Recipe 8.22 Comparing the Contents of Two Files

8.22.1 Problem

You have two files and want to see whether they're the same or different.

8.22.2 Solution

Use the standard File::Compare module with filenames, typeglobs, or any indirect filehandles:

use File::Compare;

if (compare($FILENAME_1, $FILENAME_2) =  = 0) {
  # they're equal

if (compare(*FH1, *FH2) =  = 0) {
  # they're equal

if (compare($fh1, $fh2) =  = 0) {
  # they're equal

8.22.3 Discussion

The File::Compare module (standard as of v5.8 and available on CPAN if you have an earlier version of Perl) compares two files for equality. The compare function, exported by default, returns 0 when the files are equal, 1 when they differ, and -1 when any error occurs during reading.

To compare more than two filehandles, simply loop, comparing two at a time:

# ensure all filehandles in @fh hold the same data
foreach $fh (@fh[1..$#fh]) {
  if (compare($fh[0], $fh)) {
    # $fh differs

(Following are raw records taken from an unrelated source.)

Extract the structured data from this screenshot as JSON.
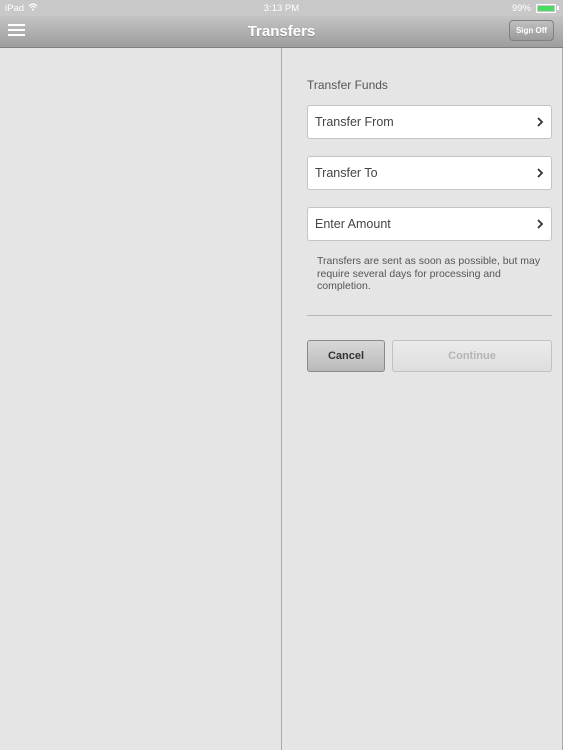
{
  "status": {
    "carrier": "iPad",
    "wifi_icon": "wifi-icon",
    "time": "3:13 PM",
    "battery": "99%",
    "battery_level": 0.99,
    "battery_color": "#4cd964"
  },
  "nav": {
    "menu_icon": "hamburger-menu-icon",
    "title": "Transfers",
    "signoff_label": "Sign Off"
  },
  "form": {
    "section_title": "Transfer Funds",
    "rows": [
      {
        "label": "Transfer From",
        "icon": "chevron-right-icon"
      },
      {
        "label": "Transfer To",
        "icon": "chevron-right-icon"
      },
      {
        "label": "Enter Amount",
        "icon": "chevron-right-icon"
      }
    ],
    "note": "Transfers are sent as soon as possible, but may require several days for processing and completion.",
    "cancel_label": "Cancel",
    "continue_label": "Continue"
  }
}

If you want details of exactly how two files differ, use the Text::Diff module from CPAN:

use Text::Diff;

$diff = diff(*FH1, *FH2);
$diff = diff($FILENAME_1, $FILENAME_2, { STYLE => "Context" });

In addition to filehandles, diff can also take filenames, strings, and even arrays of records. Pass a hash of options as the third argument. The STYLE option controls the type of output returned; it can be "Unified" (the default), "Context", or "OldStyle". You can even write your own class for custom diff formats.

The value returned by diff is a string similar to the output of the diff(1) program. This string is in valid diff format, suitable for feeding into patch(1). Although Text::Diff will not always produce the same output as GNU diff, byte for byte, its diffs are nevertheless correct.

8.22.4 See Also

The documentation for the standard File::Compare module; the documentation for the CPAN module Text::Diff; the diff(1) and patch(1) manpages.